Paramount engineers deliver the sound in English via 5.1 EX Dolby Digital Plus and DTS 6.1. In both cases, the audio produces a decent front-channel stereo spread, with a wide dynamic range and good impact. Deepest bass is slightly weak, though.

The major differences I found in the two audio tracks (clicking away madly from one to the other for the first fifteen minutes of the movie) were that the Dolby Digital Plus track sounded clearer, cleaner, and more transparent, while the DTS track seemed to be warmer and fuller, adding slightly more ambient bloom to the surrounds, especially in musical content. I wound up watching about half the film in DD+ and half in DTS, and I never did make up my mind which one I preferred. I suspect it's a matter of which audio track best compliments your speakers. If your speakers are at all bright or forward, the DTS track may sound best; if your speakers are more neutral, you may prefer the DD+ track. Ultimately, I suspect the DD+ is superior, but I wouldn't bet on it. The two tracks are simply different, and listeners will have to determine for themselves which one they prefer. You can't go wrong either way.

Paramount's HD DVD gets its extras from the earlier, standard-definition, Special Collector's Edition.
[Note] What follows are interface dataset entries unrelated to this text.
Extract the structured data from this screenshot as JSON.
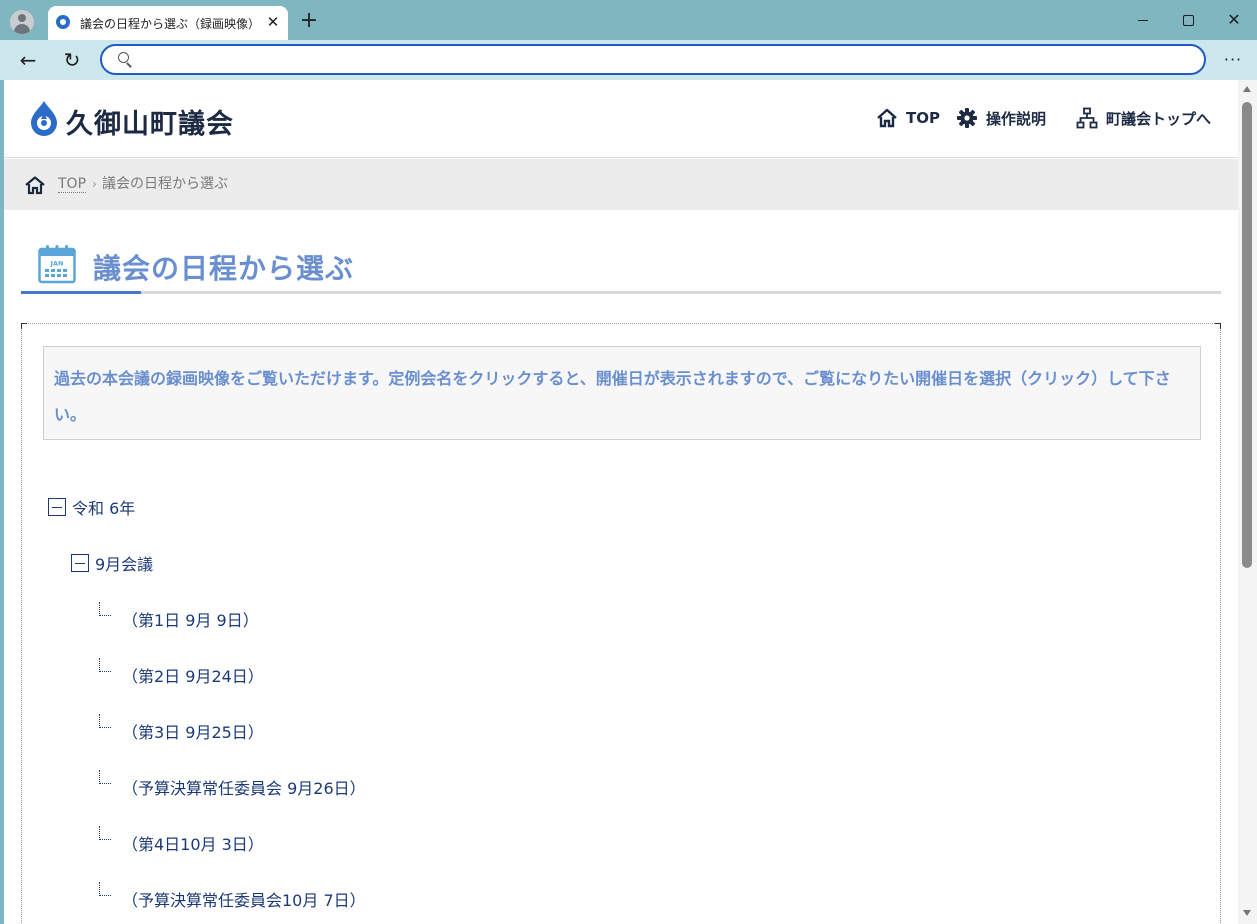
{
  "browser": {
    "tab_title": "議会の日程から選ぶ（録画映像）｜",
    "tab_close": "✕",
    "new_tab": "+",
    "window_close": "✕",
    "address_value": "",
    "menu": "···",
    "back": "←",
    "reload": "↻"
  },
  "site": {
    "title": "久御山町議会",
    "nav": [
      {
        "label": "TOP",
        "icon": "home-icon"
      },
      {
        "label": "操作説明",
        "icon": "gear-icon"
      },
      {
        "label": "町議会トップへ",
        "icon": "sitemap-icon"
      }
    ]
  },
  "breadcrumb": {
    "top": "TOP",
    "separator": "›",
    "current": "議会の日程から選ぶ"
  },
  "page": {
    "heading": "議会の日程から選ぶ",
    "calendar_icon_label": "JAN",
    "notice": "過去の本会議の録画映像をご覧いただけます。定例会名をクリックすると、開催日が表示されますので、ご覧になりたい開催日を選択（クリック）して下さい。"
  },
  "tree": {
    "year": "令和 6年",
    "session": "9月会議",
    "days": [
      "（第1日 9月 9日）",
      "（第2日 9月24日）",
      "（第3日 9月25日）",
      "（予算決算常任委員会 9月26日）",
      "（第4日10月 3日）",
      "（予算決算常任委員会10月 7日）"
    ]
  },
  "colors": {
    "accent": "#4a78c8",
    "heading_text": "#6a8fd0",
    "link": "#1c3a78",
    "chrome": "#7fb6c0"
  }
}
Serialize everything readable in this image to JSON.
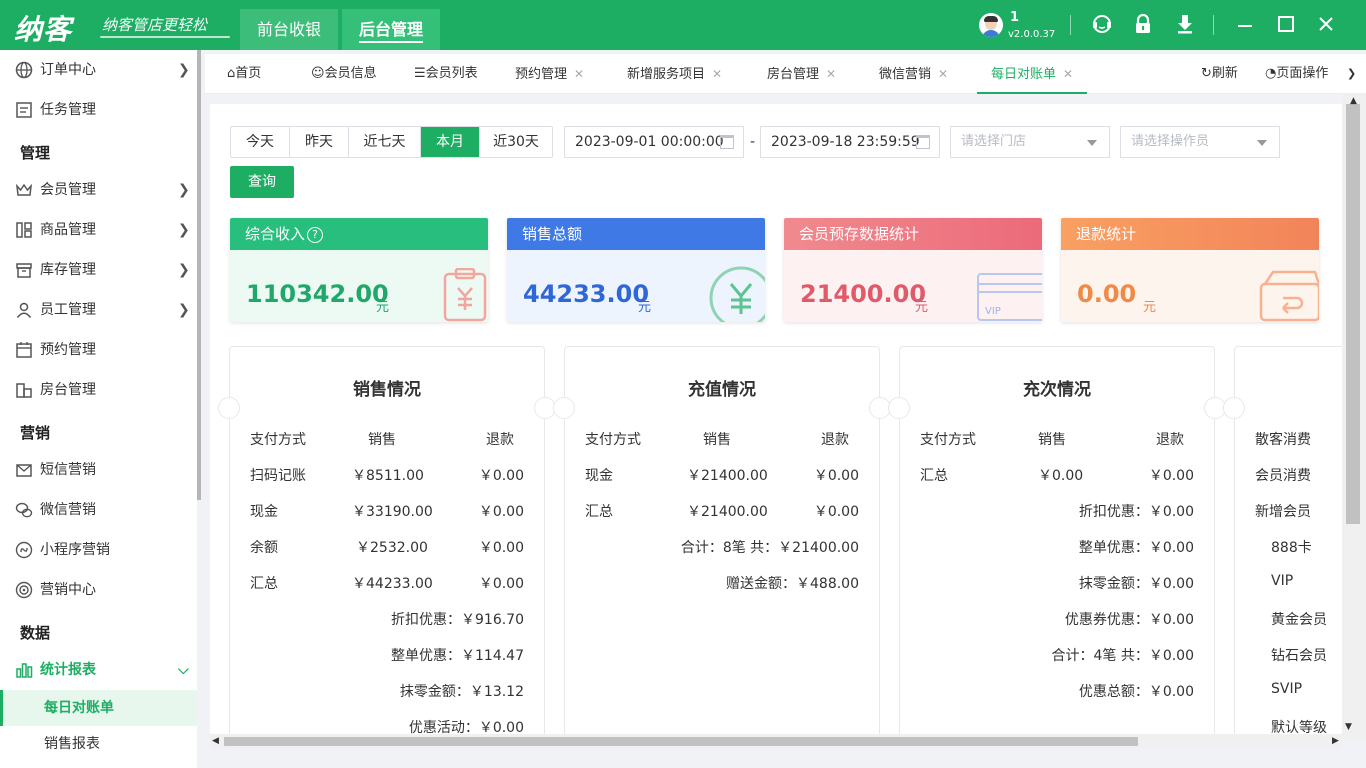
{
  "app": {
    "logo": "纳客",
    "slogan": "纳客管店更轻松",
    "top_tabs": [
      "前台收银",
      "后台管理"
    ],
    "user": "1",
    "version": "v2.0.0.37"
  },
  "sidebar": {
    "items": [
      {
        "label": "订单中心",
        "icon": "globe-icon",
        "chevron": true
      },
      {
        "label": "任务管理",
        "icon": "task-icon",
        "chevron": false
      }
    ],
    "group_manage": "管理",
    "manage_items": [
      {
        "label": "会员管理",
        "icon": "crown-icon"
      },
      {
        "label": "商品管理",
        "icon": "goods-icon"
      },
      {
        "label": "库存管理",
        "icon": "inventory-icon"
      },
      {
        "label": "员工管理",
        "icon": "staff-icon"
      },
      {
        "label": "预约管理",
        "icon": "calendar-icon"
      },
      {
        "label": "房台管理",
        "icon": "room-icon"
      }
    ],
    "group_marketing": "营销",
    "marketing_items": [
      {
        "label": "短信营销",
        "icon": "mail-icon"
      },
      {
        "label": "微信营销",
        "icon": "wechat-icon"
      },
      {
        "label": "小程序营销",
        "icon": "miniprogram-icon"
      },
      {
        "label": "营销中心",
        "icon": "target-icon"
      }
    ],
    "group_data": "数据",
    "report": {
      "label": "统计报表",
      "icon": "chart-icon"
    },
    "report_subs": [
      "每日对账单",
      "销售报表"
    ]
  },
  "tabs": [
    {
      "label": "首页",
      "icon": "home-icon",
      "closable": false
    },
    {
      "label": "会员信息",
      "icon": "user-icon",
      "closable": false
    },
    {
      "label": "会员列表",
      "icon": "list-icon",
      "closable": false
    },
    {
      "label": "预约管理",
      "closable": true
    },
    {
      "label": "新增服务项目",
      "closable": true
    },
    {
      "label": "房台管理",
      "closable": true
    },
    {
      "label": "微信营销",
      "closable": true
    },
    {
      "label": "每日对账单",
      "closable": true
    }
  ],
  "tab_actions": {
    "refresh": "刷新",
    "page_ops": "页面操作"
  },
  "filters": {
    "ranges": [
      "今天",
      "昨天",
      "近七天",
      "本月",
      "近30天"
    ],
    "selected_range": "本月",
    "start": "2023-09-01 00:00:00",
    "end": "2023-09-18 23:59:59",
    "separator": "-",
    "store_placeholder": "请选择门店",
    "operator_placeholder": "请选择操作员",
    "query": "查询"
  },
  "stat_cards": [
    {
      "title": "综合收入",
      "value": "110342.00",
      "unit": "元",
      "color": "#28bf7e",
      "help": "?"
    },
    {
      "title": "销售总额",
      "value": "44233.00",
      "unit": "元",
      "color": "#3e79e6"
    },
    {
      "title": "会员预存数据统计",
      "value": "21400.00",
      "unit": "元",
      "color": "#ef6a77",
      "deco_text": "VIP"
    },
    {
      "title": "退款统计",
      "value": "0.00",
      "unit": "元",
      "color": "#f7905a"
    }
  ],
  "sales": {
    "title": "销售情况",
    "headers": [
      "支付方式",
      "销售",
      "退款"
    ],
    "rows": [
      [
        "扫码记账",
        "￥8511.00",
        "￥0.00"
      ],
      [
        "现金",
        "￥33190.00",
        "￥0.00"
      ],
      [
        "余额",
        "￥2532.00",
        "￥0.00"
      ],
      [
        "汇总",
        "￥44233.00",
        "￥0.00"
      ]
    ],
    "totals": [
      "折扣优惠：￥916.70",
      "整单优惠：￥114.47",
      "抹零金额：￥13.12",
      "优惠活动：￥0.00"
    ]
  },
  "recharge": {
    "title": "充值情况",
    "headers": [
      "支付方式",
      "销售",
      "退款"
    ],
    "rows": [
      [
        "现金",
        "￥21400.00",
        "￥0.00"
      ],
      [
        "汇总",
        "￥21400.00",
        "￥0.00"
      ]
    ],
    "totals": [
      "合计：8笔 共：￥21400.00",
      "赠送金额：￥488.00"
    ]
  },
  "count_recharge": {
    "title": "充次情况",
    "headers": [
      "支付方式",
      "销售",
      "退款"
    ],
    "rows": [
      [
        "汇总",
        "￥0.00",
        "￥0.00"
      ]
    ],
    "totals": [
      "折扣优惠：￥0.00",
      "整单优惠：￥0.00",
      "抹零金额：￥0.00",
      "优惠券优惠：￥0.00",
      "合计：4笔 共：￥0.00",
      "优惠总额：￥0.00"
    ]
  },
  "consume": {
    "items": [
      "散客消费",
      "会员消费",
      "新增会员",
      "888卡",
      "VIP",
      "黄金会员",
      "钻石会员",
      "SVIP",
      "默认等级"
    ]
  }
}
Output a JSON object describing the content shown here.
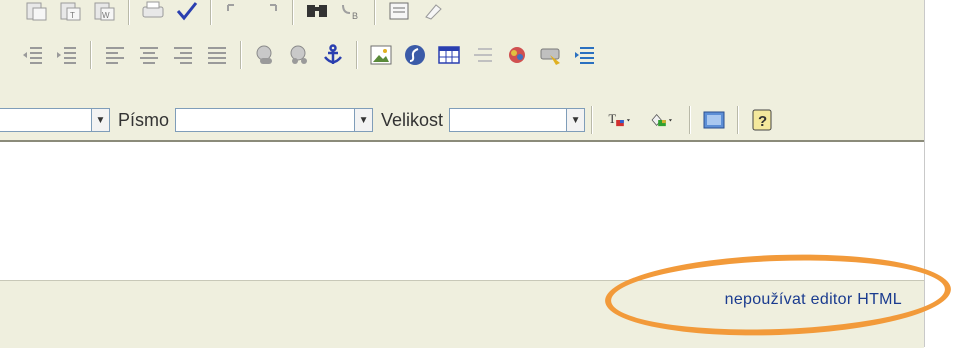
{
  "toolbar": {
    "row1_icons": [
      "paste-icon",
      "paste-text-icon",
      "paste-word-icon",
      "print-icon",
      "spellcheck-icon",
      "undo-icon",
      "redo-icon",
      "find-icon",
      "replace-icon",
      "select-all-icon",
      "remove-format-icon"
    ],
    "row2_icons": [
      "outdent-icon",
      "indent-icon",
      "align-left-icon",
      "align-center-icon",
      "align-right-icon",
      "align-justify-icon",
      "link-icon",
      "unlink-icon",
      "anchor-icon",
      "image-icon",
      "flash-icon",
      "table-icon",
      "horizontal-rule-icon",
      "smiley-icon",
      "special-char-icon",
      "page-break-icon"
    ],
    "font_label": "Písmo",
    "size_label": "Velikost",
    "row3_icons": [
      "text-color-icon",
      "background-color-icon",
      "show-blocks-icon",
      "help-icon"
    ]
  },
  "footer": {
    "toggle_link": "nepoužívat editor HTML"
  },
  "colors": {
    "toolbar_bg": "#efefde",
    "link": "#1a3b8f",
    "highlight": "#f29a3a"
  }
}
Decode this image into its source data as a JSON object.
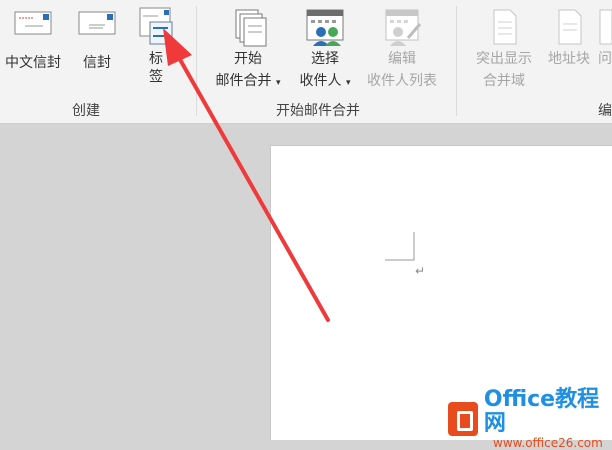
{
  "ribbon": {
    "groups": [
      {
        "label": "创建",
        "buttons": [
          {
            "label": "中文信封"
          },
          {
            "label": "信封"
          },
          {
            "label_line1": "标",
            "label_line2": "签"
          }
        ]
      },
      {
        "label": "开始邮件合并",
        "buttons": [
          {
            "label_line1": "开始",
            "label_line2": "邮件合并"
          },
          {
            "label_line1": "选择",
            "label_line2": "收件人"
          },
          {
            "label_line1": "编辑",
            "label_line2": "收件人列表"
          }
        ]
      },
      {
        "label": "编",
        "buttons": [
          {
            "label_line1": "突出显示",
            "label_line2": "合并域"
          },
          {
            "label": "地址块"
          },
          {
            "label": "问"
          }
        ]
      }
    ]
  },
  "document": {
    "paragraph_mark": "↵"
  },
  "watermark": {
    "brand": "Office教程网",
    "url": "www.office26.com"
  },
  "colors": {
    "annotation_arrow": "#f0393a",
    "watermark_blue": "#1e8fe3",
    "watermark_orange": "#e84c1e"
  }
}
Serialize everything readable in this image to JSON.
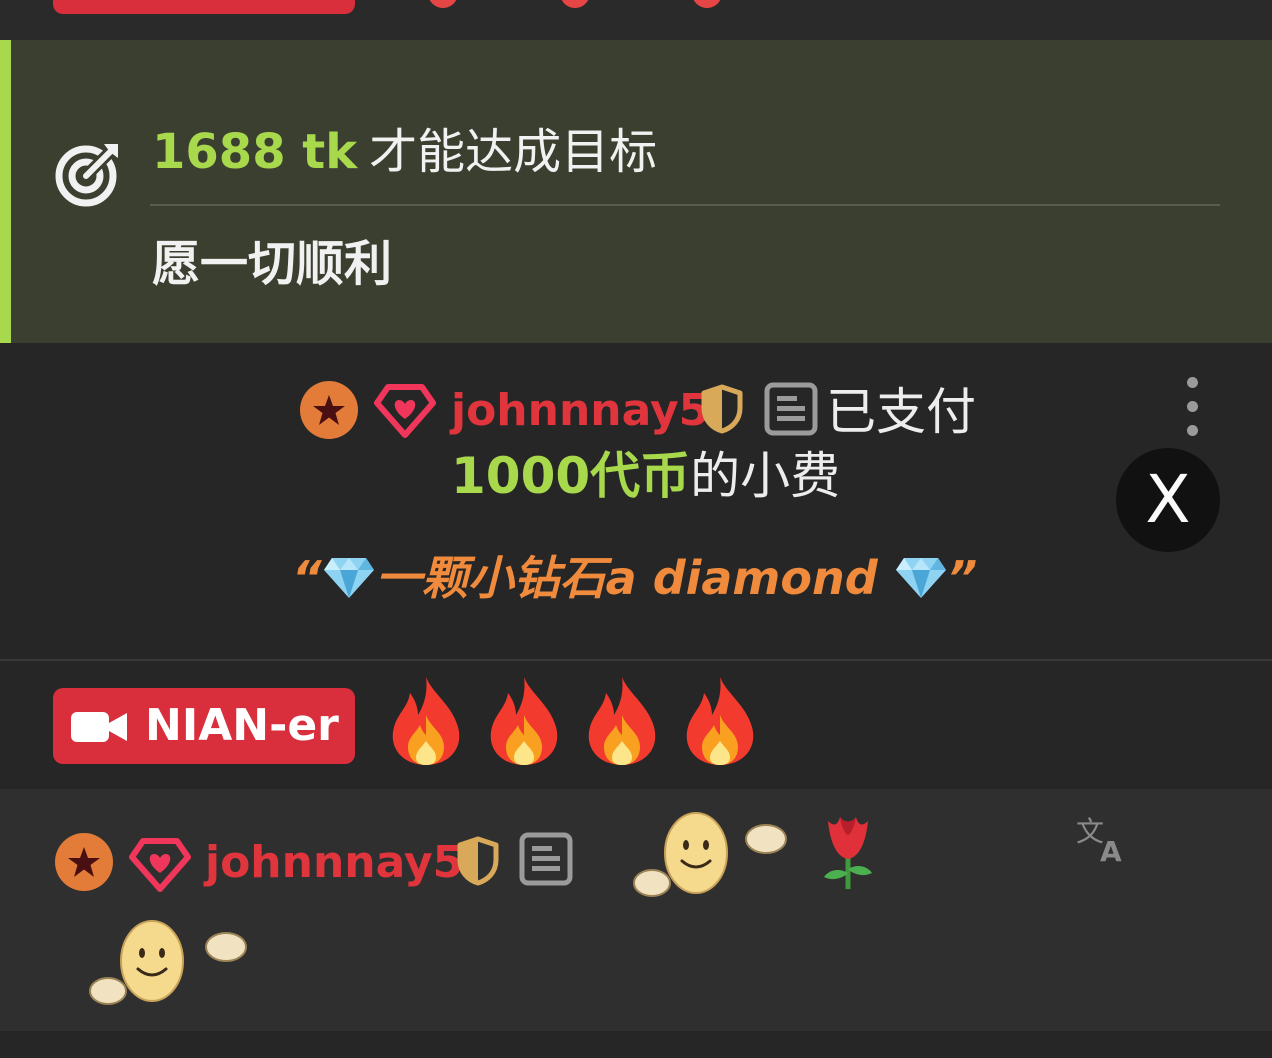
{
  "goal": {
    "amount": "1688 tk",
    "text": "才能达成目标",
    "wish": "愿一切顺利",
    "accent_color": "#a8d84b",
    "icon": "target-icon"
  },
  "tip": {
    "username": "johnnnay5",
    "paid_text": "已支付",
    "amount": "1000代币",
    "suffix": "的小费",
    "message": "“💎一颗小钻石a diamond 💎”",
    "message_parts": {
      "open_quote": "“",
      "text": "一颗小钻石a diamond",
      "close_quote": "”"
    },
    "close_button": "X",
    "icons": [
      "star-icon",
      "diamond-heart-icon",
      "shield-icon",
      "document-icon",
      "more-options-icon"
    ]
  },
  "streamer": {
    "name": "NIAN-er",
    "badge_color": "#d92f3c",
    "reactions": [
      "fire",
      "fire",
      "fire",
      "fire"
    ]
  },
  "chat_message": {
    "username": "johnnnay5",
    "username_color": "#e0353c",
    "content_emotes": [
      "smiley-emote",
      "rose",
      "smiley-emote"
    ],
    "translate_icon": "translate-icon"
  }
}
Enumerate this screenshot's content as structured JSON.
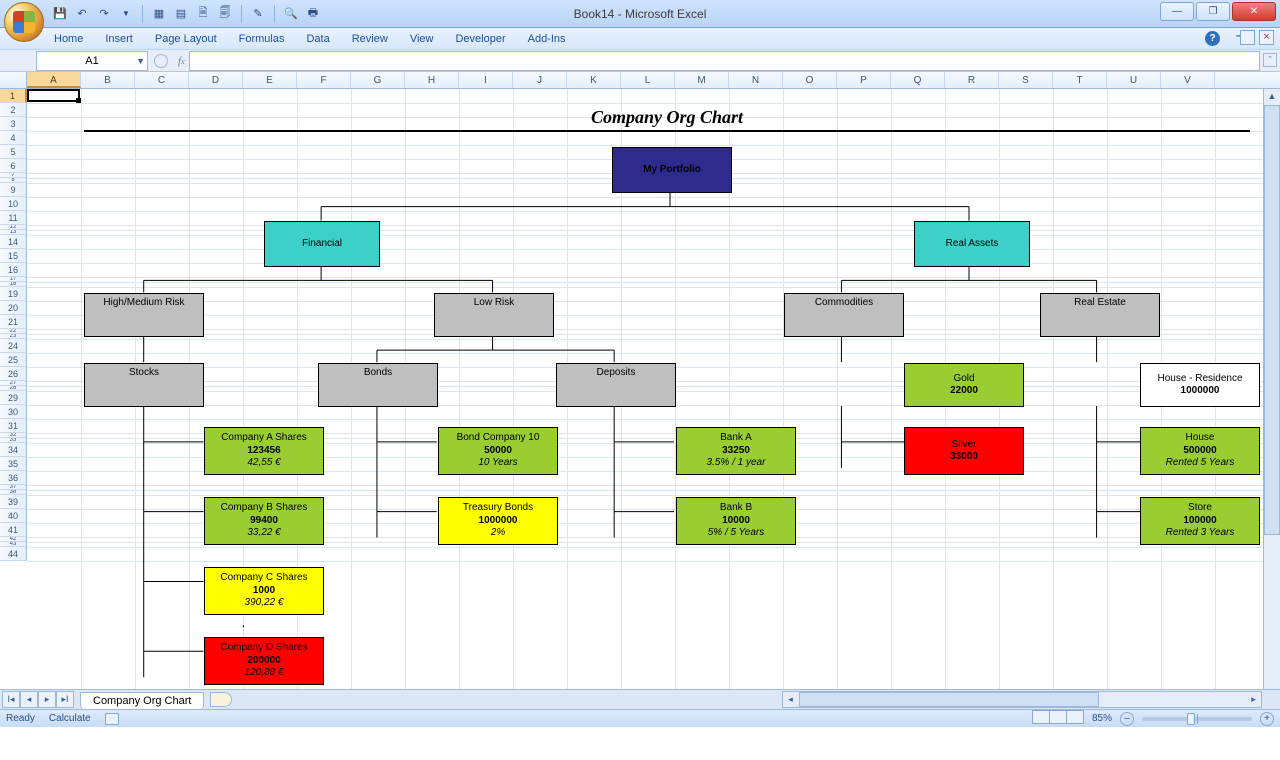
{
  "window": {
    "title": "Book14 - Microsoft Excel"
  },
  "ribbon_tabs": [
    "Home",
    "Insert",
    "Page Layout",
    "Formulas",
    "Data",
    "Review",
    "View",
    "Developer",
    "Add-Ins"
  ],
  "namebox": "A1",
  "columns": [
    "A",
    "B",
    "C",
    "D",
    "E",
    "F",
    "G",
    "H",
    "I",
    "J",
    "K",
    "L",
    "M",
    "N",
    "O",
    "P",
    "Q",
    "R",
    "S",
    "T",
    "U",
    "V"
  ],
  "sheet_tab": "Company Org Chart",
  "status": {
    "left1": "Ready",
    "left2": "Calculate",
    "zoom": "85%"
  },
  "chart": {
    "title": "Company Org Chart",
    "root": {
      "label": "My Portfolio"
    },
    "l2": {
      "a": "Financial",
      "b": "Real Assets"
    },
    "l3": {
      "a": "High/Medium Risk",
      "b": "Low Risk",
      "c": "Commodities",
      "d": "Real Estate"
    },
    "l4": {
      "a": "Stocks",
      "b": "Bonds",
      "c": "Deposits",
      "gold": {
        "t": "Gold",
        "v": "22000"
      },
      "houseR": {
        "t": "House - Residence",
        "v": "1000000"
      }
    },
    "leaves": {
      "s0": {
        "t": "Company A Shares",
        "v": "123456",
        "d": "42,55 €"
      },
      "s1": {
        "t": "Company B Shares",
        "v": "99400",
        "d": "33,22 €"
      },
      "s2": {
        "t": "Company C Shares",
        "v": "1000",
        "d": "390,22 €"
      },
      "s3": {
        "t": "Company D Shares",
        "v": "200000",
        "d": "120,88 €"
      },
      "b0": {
        "t": "Bond Company 10",
        "v": "50000",
        "d": "10 Years"
      },
      "b1": {
        "t": "Treasury Bonds",
        "v": "1000000",
        "d": "2%"
      },
      "d0": {
        "t": "Bank A",
        "v": "33250",
        "d": "3.5% / 1 year"
      },
      "d1": {
        "t": "Bank B",
        "v": "10000",
        "d": "5% / 5 Years"
      },
      "silver": {
        "t": "Silver",
        "v": "33000"
      },
      "house": {
        "t": "House",
        "v": "500000",
        "d": "Rented 5 Years"
      },
      "store": {
        "t": "Store",
        "v": "100000",
        "d": "Rented 3 Years"
      }
    }
  },
  "chart_data": {
    "type": "tree",
    "title": "Company Org Chart",
    "root": {
      "name": "My Portfolio",
      "children": [
        {
          "name": "Financial",
          "children": [
            {
              "name": "High/Medium Risk",
              "children": [
                {
                  "name": "Stocks",
                  "children": [
                    {
                      "name": "Company A Shares",
                      "value": 123456,
                      "detail": "42,55 €"
                    },
                    {
                      "name": "Company B Shares",
                      "value": 99400,
                      "detail": "33,22 €"
                    },
                    {
                      "name": "Company C Shares",
                      "value": 1000,
                      "detail": "390,22 €"
                    },
                    {
                      "name": "Company D Shares",
                      "value": 200000,
                      "detail": "120,88 €"
                    }
                  ]
                }
              ]
            },
            {
              "name": "Low Risk",
              "children": [
                {
                  "name": "Bonds",
                  "children": [
                    {
                      "name": "Bond Company 10",
                      "value": 50000,
                      "detail": "10 Years"
                    },
                    {
                      "name": "Treasury Bonds",
                      "value": 1000000,
                      "detail": "2%"
                    }
                  ]
                },
                {
                  "name": "Deposits",
                  "children": [
                    {
                      "name": "Bank A",
                      "value": 33250,
                      "detail": "3.5% / 1 year"
                    },
                    {
                      "name": "Bank B",
                      "value": 10000,
                      "detail": "5% / 5 Years"
                    }
                  ]
                }
              ]
            }
          ]
        },
        {
          "name": "Real Assets",
          "children": [
            {
              "name": "Commodities",
              "children": [
                {
                  "name": "Gold",
                  "value": 22000
                },
                {
                  "name": "Silver",
                  "value": 33000
                }
              ]
            },
            {
              "name": "Real Estate",
              "children": [
                {
                  "name": "House - Residence",
                  "value": 1000000
                },
                {
                  "name": "House",
                  "value": 500000,
                  "detail": "Rented 5 Years"
                },
                {
                  "name": "Store",
                  "value": 100000,
                  "detail": "Rented 3 Years"
                }
              ]
            }
          ]
        }
      ]
    }
  }
}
These bonus items are mainly four featurettes made in 2004 and presented in SD. First up is "The Script, The Cast," eighteen minutes; next is "Production Stories," seventeen minutes; then "Reinventing the Genre," fourteen minutes, and "The Classic," five minutes. These featurettes include interviews and commentary by the filmmakers, most prominently De Palma himself. However, I would have preferred a single, one-hour documentary than these shorter, separate featurettes, since much of the material seems redundant and all the clicking around involved is a chore. In addition, there is an original promotional featurette, "The Men," made at the time of the film's creation.

The extras conclude with twenty-four scene selections; a 1.85:1 ratio theatrical trailer in 1080 high definition; English, French, and Spanish spoken languages; English, French, and Spanish subtitles; and English captions for the hearing impaired.

Parting Thoughts:
Did everything in "The Untouchables" actually happen the way it's depicted in the movie? No, I don't think so. In reality, Ness probably did very little to combat illicit booze in Chicago or to convict Al Capone. Most of Ness's achievements that we know today derive from Ness's own autobiography in which, frankly, he embroidered the truth. Does it matter? No, I don't think so. The movie stands on its own, and a riveting motion picture it is, enhanced now in the kind of high-definition picture and sound that does it proud.


Film Value